Teo believes this is a key risk area to watch for as it could potentially add another layer of complexity in resolving the dispute.
In one of the most recent examples of contractual dispute, Inpex Corporation was forced to delay in March its $37 billion Darwin natural gas project, which is by far Japan’s largest single investment into Australia. The Japanese company ran into a dispute with British contractor Laing O’Rourke over payment terms, causing the UK firm to fire 800 workers due to funding difficulties.
Project disputes reduce overall effectiveness, drain resources and can eventually lead to failures and delays. But they are hard to avoid — especially in very large infrastructure projects.
To minimise the chance of running into disputes, Teo suggests that parties should engage in risk assessment and due diligence at the very outset, assessing the potential risks that could arise during the course of the project implementation, and finding appropriate ways to mitigate those risks, including proper contract drafting and insurance.

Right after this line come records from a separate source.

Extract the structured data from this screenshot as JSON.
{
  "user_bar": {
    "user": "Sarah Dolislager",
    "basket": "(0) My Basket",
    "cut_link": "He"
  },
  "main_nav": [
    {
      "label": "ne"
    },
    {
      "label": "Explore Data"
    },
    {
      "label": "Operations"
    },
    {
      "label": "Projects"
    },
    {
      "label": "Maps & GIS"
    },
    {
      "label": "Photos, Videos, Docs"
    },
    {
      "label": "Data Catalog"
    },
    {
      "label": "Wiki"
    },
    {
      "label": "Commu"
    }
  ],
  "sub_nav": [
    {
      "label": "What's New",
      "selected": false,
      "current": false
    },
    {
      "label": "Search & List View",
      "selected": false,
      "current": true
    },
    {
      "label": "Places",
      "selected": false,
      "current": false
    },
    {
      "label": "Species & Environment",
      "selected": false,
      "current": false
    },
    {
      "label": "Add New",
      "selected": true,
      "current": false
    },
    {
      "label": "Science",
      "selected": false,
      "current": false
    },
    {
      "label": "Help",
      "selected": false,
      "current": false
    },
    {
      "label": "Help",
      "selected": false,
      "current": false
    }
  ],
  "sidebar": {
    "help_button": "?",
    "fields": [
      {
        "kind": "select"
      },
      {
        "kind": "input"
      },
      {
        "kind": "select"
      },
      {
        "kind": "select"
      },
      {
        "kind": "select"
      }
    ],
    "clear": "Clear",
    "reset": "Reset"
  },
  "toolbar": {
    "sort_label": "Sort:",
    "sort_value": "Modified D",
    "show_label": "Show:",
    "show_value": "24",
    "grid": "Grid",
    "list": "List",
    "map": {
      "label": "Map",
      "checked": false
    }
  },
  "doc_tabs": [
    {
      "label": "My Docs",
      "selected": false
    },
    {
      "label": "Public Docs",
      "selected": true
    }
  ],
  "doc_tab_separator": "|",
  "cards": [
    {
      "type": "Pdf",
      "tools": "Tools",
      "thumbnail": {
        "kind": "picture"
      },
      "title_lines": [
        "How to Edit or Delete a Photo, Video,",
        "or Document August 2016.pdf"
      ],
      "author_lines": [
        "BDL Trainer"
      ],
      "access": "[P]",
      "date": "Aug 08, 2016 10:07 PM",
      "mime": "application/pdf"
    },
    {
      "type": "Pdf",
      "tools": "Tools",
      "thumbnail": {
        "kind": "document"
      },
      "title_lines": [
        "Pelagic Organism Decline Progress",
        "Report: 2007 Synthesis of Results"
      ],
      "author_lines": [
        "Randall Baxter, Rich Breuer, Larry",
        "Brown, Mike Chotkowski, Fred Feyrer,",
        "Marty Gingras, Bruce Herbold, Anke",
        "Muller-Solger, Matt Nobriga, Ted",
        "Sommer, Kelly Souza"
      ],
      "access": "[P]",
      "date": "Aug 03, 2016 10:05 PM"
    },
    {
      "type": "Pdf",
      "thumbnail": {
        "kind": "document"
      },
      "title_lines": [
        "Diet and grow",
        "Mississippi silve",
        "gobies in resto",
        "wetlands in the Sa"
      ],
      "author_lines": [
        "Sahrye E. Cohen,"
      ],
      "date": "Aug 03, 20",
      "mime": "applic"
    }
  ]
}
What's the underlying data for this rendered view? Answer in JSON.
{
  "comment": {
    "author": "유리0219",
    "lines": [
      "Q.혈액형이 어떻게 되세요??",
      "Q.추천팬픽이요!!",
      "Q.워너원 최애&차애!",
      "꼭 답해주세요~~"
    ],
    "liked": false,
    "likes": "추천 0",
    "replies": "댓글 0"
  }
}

In the ideal situation, all possible sources of dispute should be stated in the contract, which will be referred to when dispute arises. It is also important to engage local partners that understand local cultures and customs, and states clearly the responsibilities and liabilities between various parties.
Teo also pointed out that some Asian nations, including Hong Kong and Singapore, are preparing to introduce third-party funding for arbitration and related proceedings, which could potentially potentially alter the dispute resolution landscape in Asia.
This development, which has been drawn from similar long-standing regimes in countries such as the United Kingdom and Australia, allows the parties who are in a dispute to obtain funding for arbitration, mediation and related litigation proceedings from a third-party funder.
In January, the Hong Kong Law Reform Commission proposed amendments to the Legislative Council and the bill could be passed within the next few months.
In an area that promises huge growth but plenty of headaches, this is good news. Should the bill be passed, Asian project owners and contractors will have a new way of mitigating their project dispute risks.